Hello Planet GNOME!

Hi, everyone!

I’m Pedro Sader Azevedo, a Computer Engineering student at Universidade Estadual de Campinas (Unicamp) in Brazil. In the next few months I’ll be working as a Google Summer of Code (GSoC) intern to integrate the functionality of GNOME Network Displays into GNOME Settings, with the guidance of Felipe Borges, Claudio Wunder, Jonas Ådahl, and Anupam Kumar.

More about me

During the pandemic, when every aspect of life was moved to the digital realm, I learned about Free Software and was won over by its principled stance on technology. I decided to take back my computing and became a user (and vocal advocate) of GNU/Linux!

Soon after, I helped organize The Week of Computing at my university. I invited a representative of GNOME (the one and only Georges Stavracas!), whose talk was especially impressive to me as I thoroughly identified with the values of freedom, collaboration, and inclusivity embodied by the project.

I started contributing with translations (which I still do a lot!) and was so warmly welcomed that I soon started programming as well. I also contribute with community-engagement, by helping the Free and Open Source Software study group LKCAMP organize events that promote usage of and contribution to FOSS projects.

More about my internship

The goal of the internship is to the add networks displays (i.e. “screen casting”) to GNOME Settigs. I plan to do that by separating the backend of GNOME Network Displays into a library, then using that library to implement the new feature on the settings app.

This change will contribute to the general impression of using a “first-class” operating system that seamlessly integrates with others. While it is true that the app already provides said feature, finding it directly in Settings is much more reassuring and convenient than having to install a separate program just for that.

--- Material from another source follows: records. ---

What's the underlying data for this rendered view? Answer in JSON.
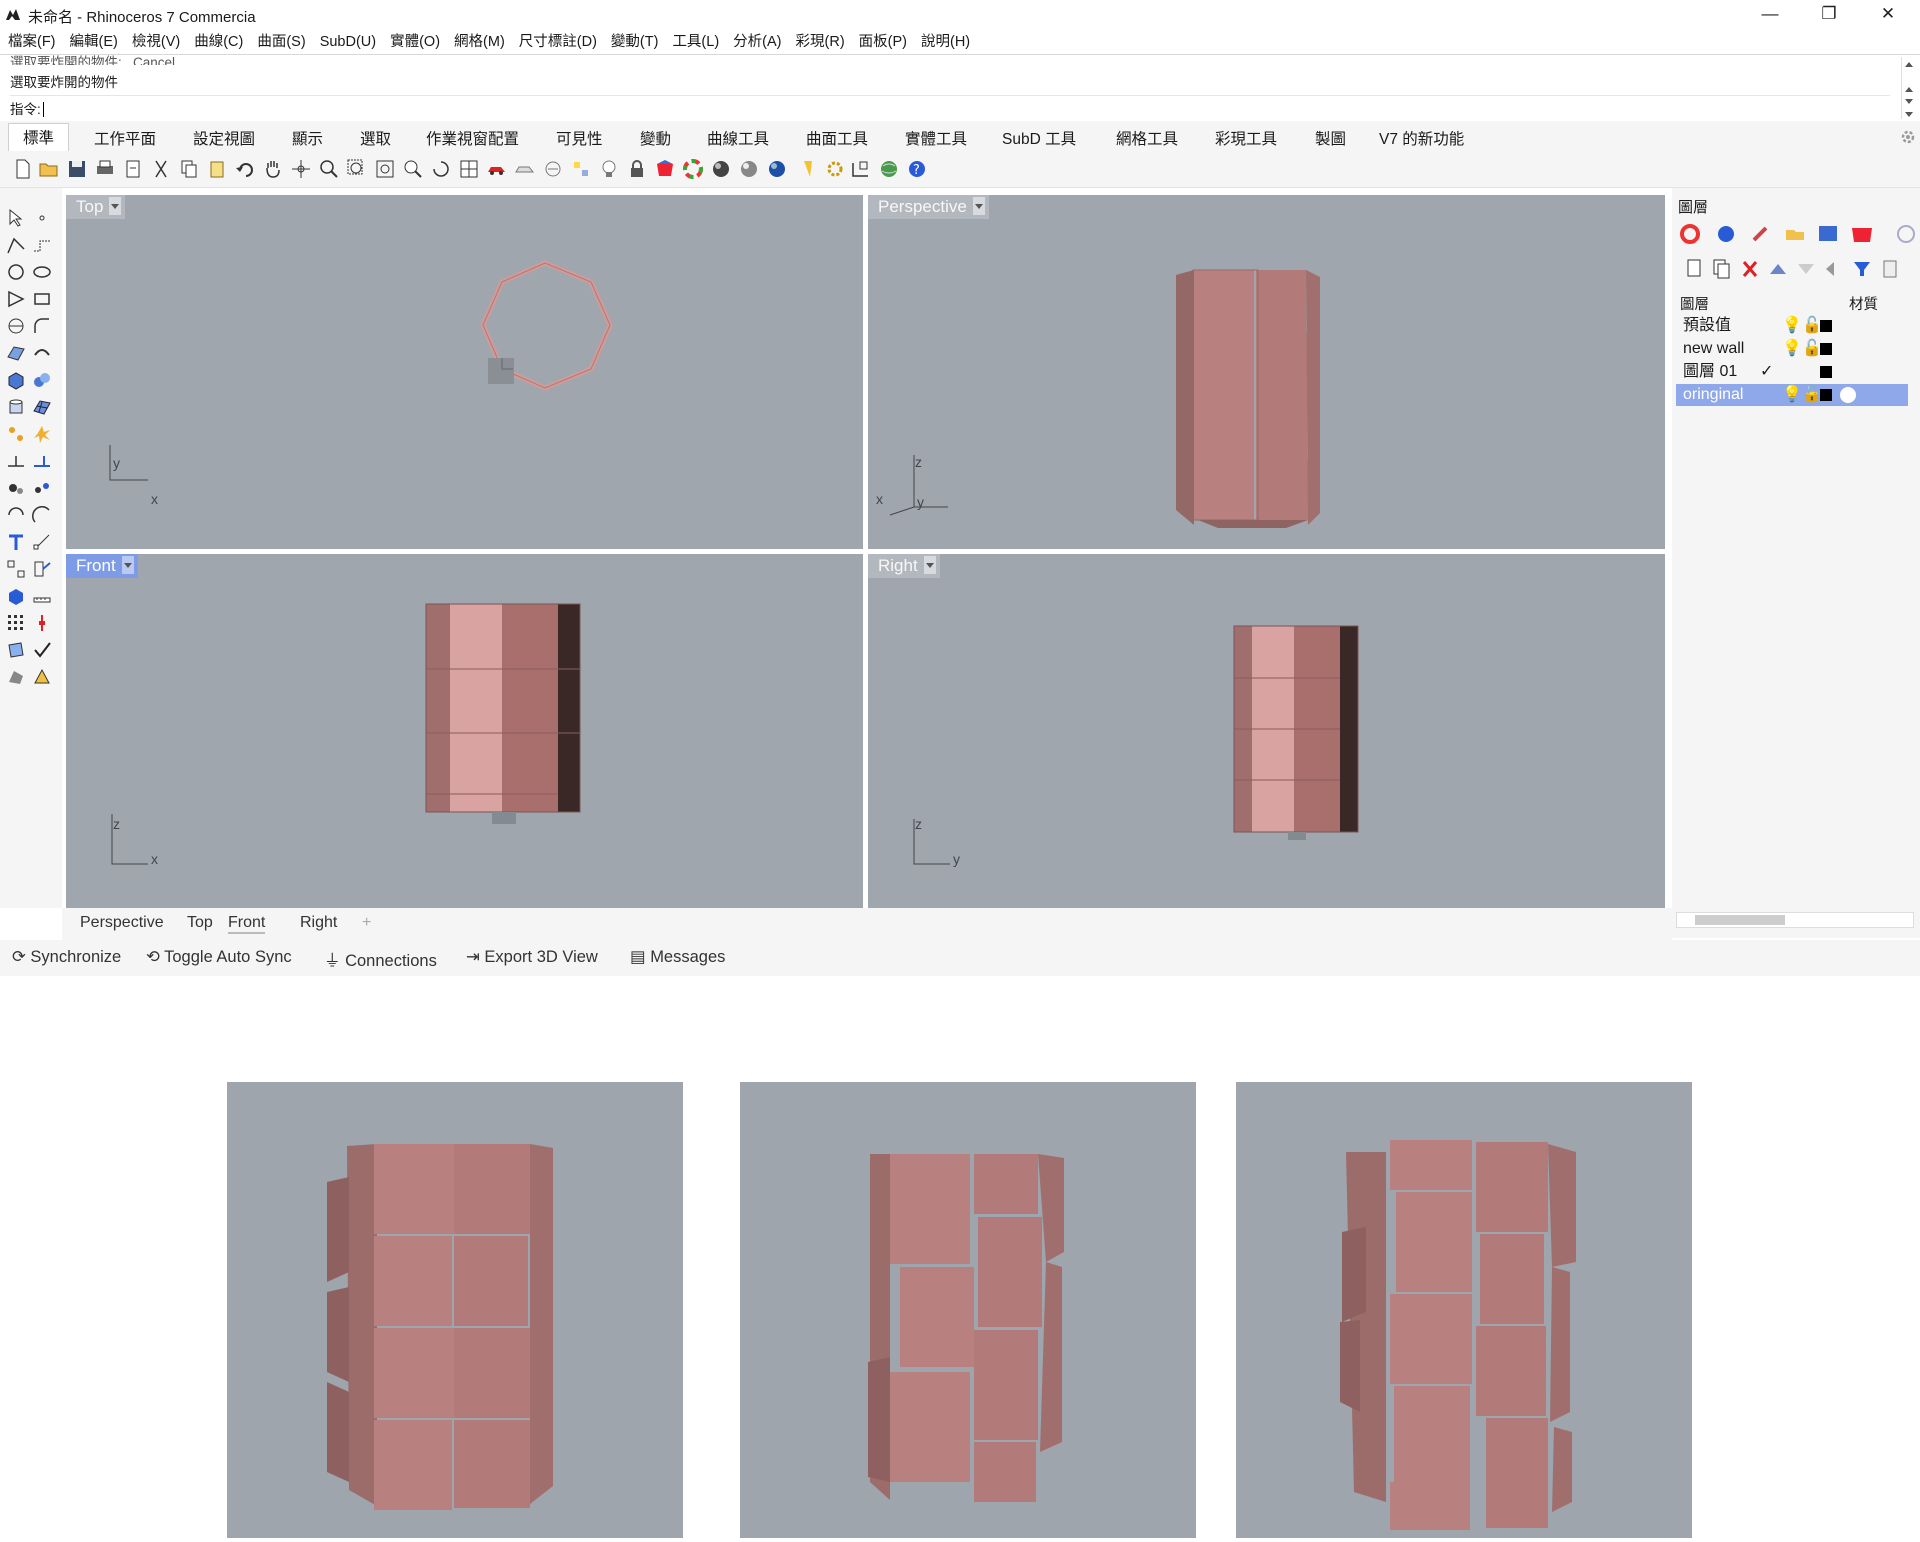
{
  "window": {
    "title": "未命名 - Rhinoceros 7 Commercia",
    "controls": {
      "minimize": "—",
      "restore": "❐",
      "close": "✕"
    }
  },
  "menu": [
    "檔案(F)",
    "編輯(E)",
    "檢視(V)",
    "曲線(C)",
    "曲面(S)",
    "SubD(U)",
    "實體(O)",
    "網格(M)",
    "尺寸標註(D)",
    "變動(T)",
    "工具(L)",
    "分析(A)",
    "彩現(R)",
    "面板(P)",
    "說明(H)"
  ],
  "command": {
    "history_1": "選取要炸開的物件: _Cancel",
    "history_2": "選取要炸開的物件",
    "prompt": "指令:"
  },
  "tabs": [
    "標準",
    "工作平面",
    "設定視圖",
    "顯示",
    "選取",
    "作業視窗配置",
    "可見性",
    "變動",
    "曲線工具",
    "曲面工具",
    "實體工具",
    "SubD 工具",
    "網格工具",
    "彩現工具",
    "製圖",
    "V7 的新功能"
  ],
  "viewports": {
    "top": {
      "label": "Top",
      "axis_1": "y",
      "axis_2": "x"
    },
    "perspective": {
      "label": "Perspective",
      "axis_1": "z",
      "axis_2": "x",
      "axis_3": "y"
    },
    "front": {
      "label": "Front",
      "axis_1": "z",
      "axis_2": "x"
    },
    "right": {
      "label": "Right",
      "axis_1": "z",
      "axis_2": "y"
    }
  },
  "viewport_tabs": [
    "Perspective",
    "Top",
    "Front",
    "Right",
    "+"
  ],
  "sync_bar": {
    "synchronize": "Synchronize",
    "toggle_auto_sync": "Toggle Auto Sync",
    "connections": "Connections",
    "export_3d_view": "Export 3D View",
    "messages": "Messages"
  },
  "layers_panel": {
    "title": "圖層",
    "col_name": "圖層",
    "col_material": "材質",
    "rows": [
      {
        "name": "預設值"
      },
      {
        "name": "new wall"
      },
      {
        "name": "圖層 01",
        "current": "✓"
      },
      {
        "name": "oringinal"
      }
    ]
  },
  "colors": {
    "viewport_bg": "#9fa6ae",
    "model_face": "#b8807e",
    "model_face_light": "#d8a3a0",
    "model_dark": "#3a2827",
    "active_label": "#7e9be6",
    "selected_layer": "#8fa8ea"
  }
}
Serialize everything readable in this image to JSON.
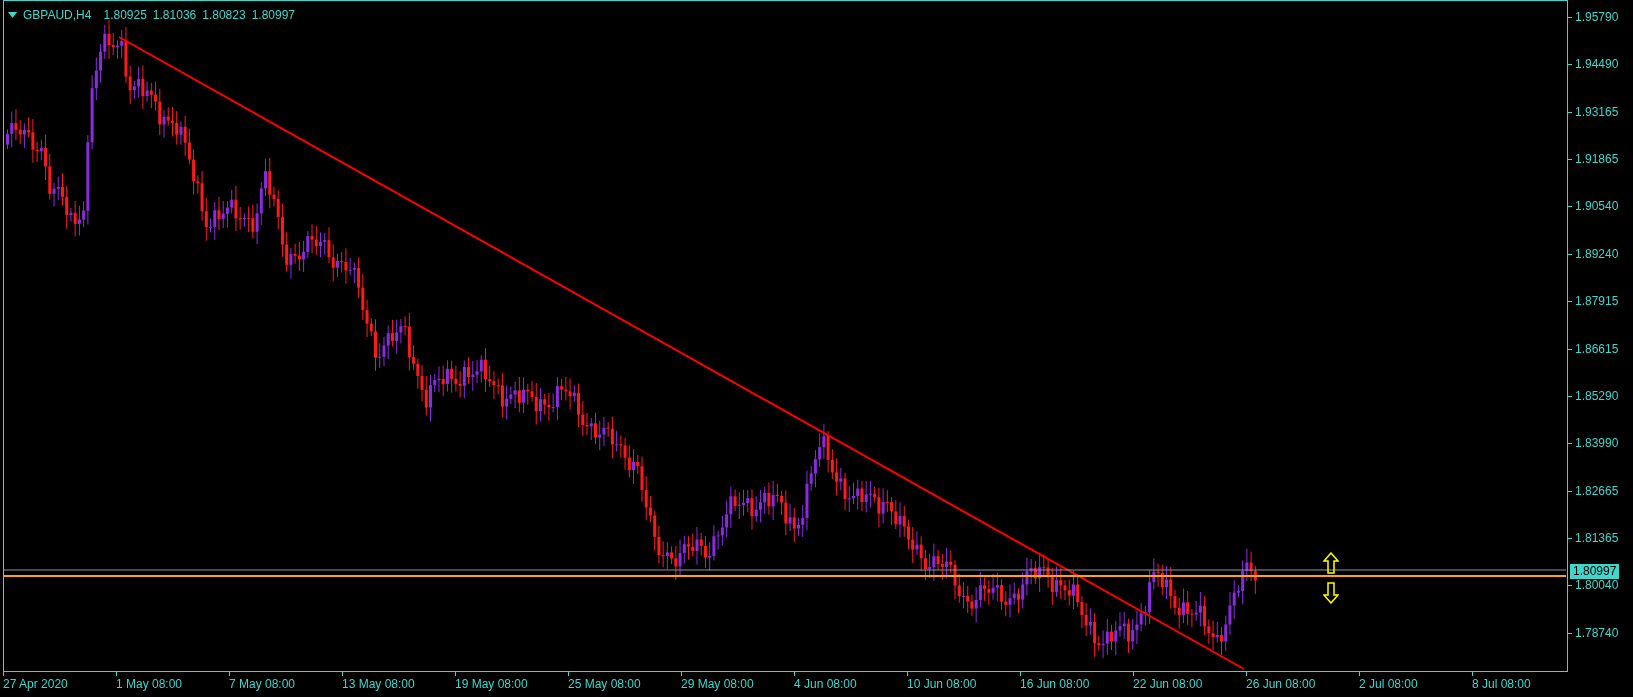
{
  "chart_header": {
    "symbol": "GBPAUD,H4",
    "quotes": [
      "1.80925",
      "1.81036",
      "1.80823",
      "1.80997"
    ]
  },
  "price_axis": {
    "labels": [
      "1.95790",
      "1.94490",
      "1.93165",
      "1.91865",
      "1.90540",
      "1.89240",
      "1.87915",
      "1.86615",
      "1.85290",
      "1.83990",
      "1.82665",
      "1.81365",
      "1.80040",
      "1.78740"
    ],
    "current_price": "1.80997"
  },
  "time_axis": {
    "labels": [
      "27 Apr 2020",
      "1 May 08:00",
      "7 May 08:00",
      "13 May 08:00",
      "19 May 08:00",
      "25 May 08:00",
      "29 May 08:00",
      "4 Jun 08:00",
      "10 Jun 08:00",
      "16 Jun 08:00",
      "22 Jun 08:00",
      "26 Jun 08:00",
      "2 Jul 08:00",
      "8 Jul 08:00"
    ]
  }
}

If there’s anything you’d like to discuss, feel free to reach out to me using any of the communication plaforms listed here (I’m most active on Matrix though).

Thank you for reading!